How it works:

·      All people are invited to sign up to fast during the day and pray for the families who are separated. To sign up, visit http://bit.ly/b2OevG
·      Share information about the fast on Facebook by linking to our event page: here.
·      On November 16th, abstain from eating and focus on prayers for an end to family separation due to deportations, to lament the broken immigration system, and to ask God for guidance on the way forward.
·      We encourage fasters to gather their community and congregation to close the day with a worship service, prayer gathering, shared meal or event. We’ll provide a sample order of service that you can use and adapt to fit your local context. Watch for more information on this here. Right now I have talked to people about an lunch time event in Whittier and and evening event in the OC.

We welcome you to join in this fast as an individual, family, church, or community group. For more information, contact Glen Peterson, gpeterson@capacitypartnership.com or 562/400-4739

Tuesday, October 12, 2010

Angel Island Pilgrimage

My friend, Craig Wong, a pastor in San Francisco,  gives testimony of the work of congregations. Craig continues this work of helping the most vulnerable today through Grace Urban Ministries.



Craig Wong is the grandson of a former detainee of the Angel Island Immigration Station. He shared of the role of congregations in advocating for his ancestors and others at an "Angel Island Pilgrimage: From the Whispers of the Past to the Cries for Justice Today" on September 25, 2010, an inter-religious event sponsored by several congregations and the Interfaith Coalition for Immigrant Rights

Monday, September 27, 2010

On Washington and Immigration Reform

Troy Jackson writes about some of his experience in Washington two weeks ago and Stephen Colbert’s testimony to the congressional subcommittee on immigration last week. You can read what he says on Sojourner’s blog here.

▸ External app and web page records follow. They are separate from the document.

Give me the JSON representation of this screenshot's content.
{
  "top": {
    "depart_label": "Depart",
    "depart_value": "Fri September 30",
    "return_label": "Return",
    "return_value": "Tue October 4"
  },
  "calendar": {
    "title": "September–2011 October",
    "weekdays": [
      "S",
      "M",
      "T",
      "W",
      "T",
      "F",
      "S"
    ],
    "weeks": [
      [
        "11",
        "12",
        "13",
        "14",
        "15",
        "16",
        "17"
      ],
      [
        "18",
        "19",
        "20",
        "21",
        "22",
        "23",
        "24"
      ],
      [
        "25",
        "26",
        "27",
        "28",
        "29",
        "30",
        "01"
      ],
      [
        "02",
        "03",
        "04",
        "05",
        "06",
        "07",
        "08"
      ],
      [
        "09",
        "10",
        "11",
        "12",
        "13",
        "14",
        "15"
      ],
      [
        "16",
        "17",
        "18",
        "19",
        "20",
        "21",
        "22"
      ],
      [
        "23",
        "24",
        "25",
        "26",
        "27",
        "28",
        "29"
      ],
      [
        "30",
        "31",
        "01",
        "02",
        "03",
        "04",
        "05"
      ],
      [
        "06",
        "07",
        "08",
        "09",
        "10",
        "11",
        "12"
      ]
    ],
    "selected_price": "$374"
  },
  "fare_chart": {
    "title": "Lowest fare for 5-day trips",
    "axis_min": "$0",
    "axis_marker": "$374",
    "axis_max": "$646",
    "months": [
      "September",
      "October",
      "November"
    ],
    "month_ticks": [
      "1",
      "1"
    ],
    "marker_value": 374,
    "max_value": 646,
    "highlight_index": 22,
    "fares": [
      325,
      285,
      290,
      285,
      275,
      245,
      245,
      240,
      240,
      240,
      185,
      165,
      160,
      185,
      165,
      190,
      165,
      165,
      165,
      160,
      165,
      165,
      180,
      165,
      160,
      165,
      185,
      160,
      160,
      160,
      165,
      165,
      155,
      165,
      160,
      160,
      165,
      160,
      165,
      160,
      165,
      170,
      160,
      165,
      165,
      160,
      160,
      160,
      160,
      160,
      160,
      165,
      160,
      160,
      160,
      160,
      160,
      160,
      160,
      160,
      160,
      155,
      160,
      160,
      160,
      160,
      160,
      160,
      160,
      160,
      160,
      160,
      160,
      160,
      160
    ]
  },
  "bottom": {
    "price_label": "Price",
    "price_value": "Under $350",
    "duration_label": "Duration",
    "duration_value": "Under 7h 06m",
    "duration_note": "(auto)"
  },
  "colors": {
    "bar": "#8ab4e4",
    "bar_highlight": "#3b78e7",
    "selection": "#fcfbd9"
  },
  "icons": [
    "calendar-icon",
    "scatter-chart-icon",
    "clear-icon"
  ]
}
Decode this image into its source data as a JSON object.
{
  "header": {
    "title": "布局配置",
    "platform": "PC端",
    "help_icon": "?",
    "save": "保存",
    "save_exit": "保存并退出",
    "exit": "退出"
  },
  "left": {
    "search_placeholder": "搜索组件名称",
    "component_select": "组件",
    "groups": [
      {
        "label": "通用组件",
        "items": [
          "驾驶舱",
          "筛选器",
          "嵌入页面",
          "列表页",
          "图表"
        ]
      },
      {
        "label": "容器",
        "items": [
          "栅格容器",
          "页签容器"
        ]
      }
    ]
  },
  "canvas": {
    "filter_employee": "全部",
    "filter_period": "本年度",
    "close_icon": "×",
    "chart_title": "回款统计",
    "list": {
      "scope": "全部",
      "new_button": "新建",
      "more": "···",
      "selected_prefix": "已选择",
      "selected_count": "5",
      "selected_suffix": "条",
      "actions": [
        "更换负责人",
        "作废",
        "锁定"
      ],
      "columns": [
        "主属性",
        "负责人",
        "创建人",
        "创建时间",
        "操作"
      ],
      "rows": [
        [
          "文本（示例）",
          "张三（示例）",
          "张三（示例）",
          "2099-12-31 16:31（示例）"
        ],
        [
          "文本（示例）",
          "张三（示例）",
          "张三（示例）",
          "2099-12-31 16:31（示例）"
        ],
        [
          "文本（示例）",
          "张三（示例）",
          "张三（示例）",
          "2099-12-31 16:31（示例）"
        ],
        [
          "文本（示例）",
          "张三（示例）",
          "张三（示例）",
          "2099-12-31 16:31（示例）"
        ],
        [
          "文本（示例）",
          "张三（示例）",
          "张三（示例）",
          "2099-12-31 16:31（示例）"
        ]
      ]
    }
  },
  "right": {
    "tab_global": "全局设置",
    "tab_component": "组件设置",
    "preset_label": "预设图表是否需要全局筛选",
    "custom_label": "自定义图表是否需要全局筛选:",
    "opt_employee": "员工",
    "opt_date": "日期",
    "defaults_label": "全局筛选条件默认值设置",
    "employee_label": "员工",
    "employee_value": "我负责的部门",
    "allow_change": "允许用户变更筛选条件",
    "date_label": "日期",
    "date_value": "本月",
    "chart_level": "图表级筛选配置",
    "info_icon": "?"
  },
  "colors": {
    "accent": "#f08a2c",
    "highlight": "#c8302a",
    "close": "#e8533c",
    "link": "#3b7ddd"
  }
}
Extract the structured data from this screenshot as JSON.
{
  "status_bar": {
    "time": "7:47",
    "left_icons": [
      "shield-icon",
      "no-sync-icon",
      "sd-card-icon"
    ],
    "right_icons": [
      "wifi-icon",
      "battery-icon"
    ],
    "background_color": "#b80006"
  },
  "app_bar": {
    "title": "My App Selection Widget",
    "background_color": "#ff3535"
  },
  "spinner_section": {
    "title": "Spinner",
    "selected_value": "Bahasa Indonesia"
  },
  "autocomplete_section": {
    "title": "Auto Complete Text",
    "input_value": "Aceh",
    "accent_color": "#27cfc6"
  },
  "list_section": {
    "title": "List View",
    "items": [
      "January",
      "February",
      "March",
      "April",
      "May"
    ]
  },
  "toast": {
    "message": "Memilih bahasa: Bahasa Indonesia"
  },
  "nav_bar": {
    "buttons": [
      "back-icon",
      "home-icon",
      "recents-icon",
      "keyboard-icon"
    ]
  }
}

It was a privilege to walk with Pastor Troy Jackson last week in Washington DC to speak to power about immigration reform, the DREAM Act, and Ag Jobs. Twenty-six of us from the state of California spoke directly and clearly to Nancy Pelosi and her staff. When they said they were in favor of reform, we asked them to take action—we don’t need empathy, we need new policy. When 50 of us stood in Senator Lindsey Graham’s office (and others where in 5 other Senator’s offices), declining to leave when asked, singing Amazing Grace and praying a blessing on the Senator and his staff and inviting the Senator to return to reasonable negotiations on immigration reform we made page 18 of Roll Call, the newspaper of Capitol Hill. When Stephen Colbert was invited by Rep. Zoe Lofgren to testify about his experience creating a comedy bit about farm workers with Arturo Rodriguez of United Farm Workers, he drew the attention of the nation to an issue that affects millions. Just like his character on his own show, his biting sarcasm made me cringe. Yet, on this day a comedian spoke with a prophet’s voice.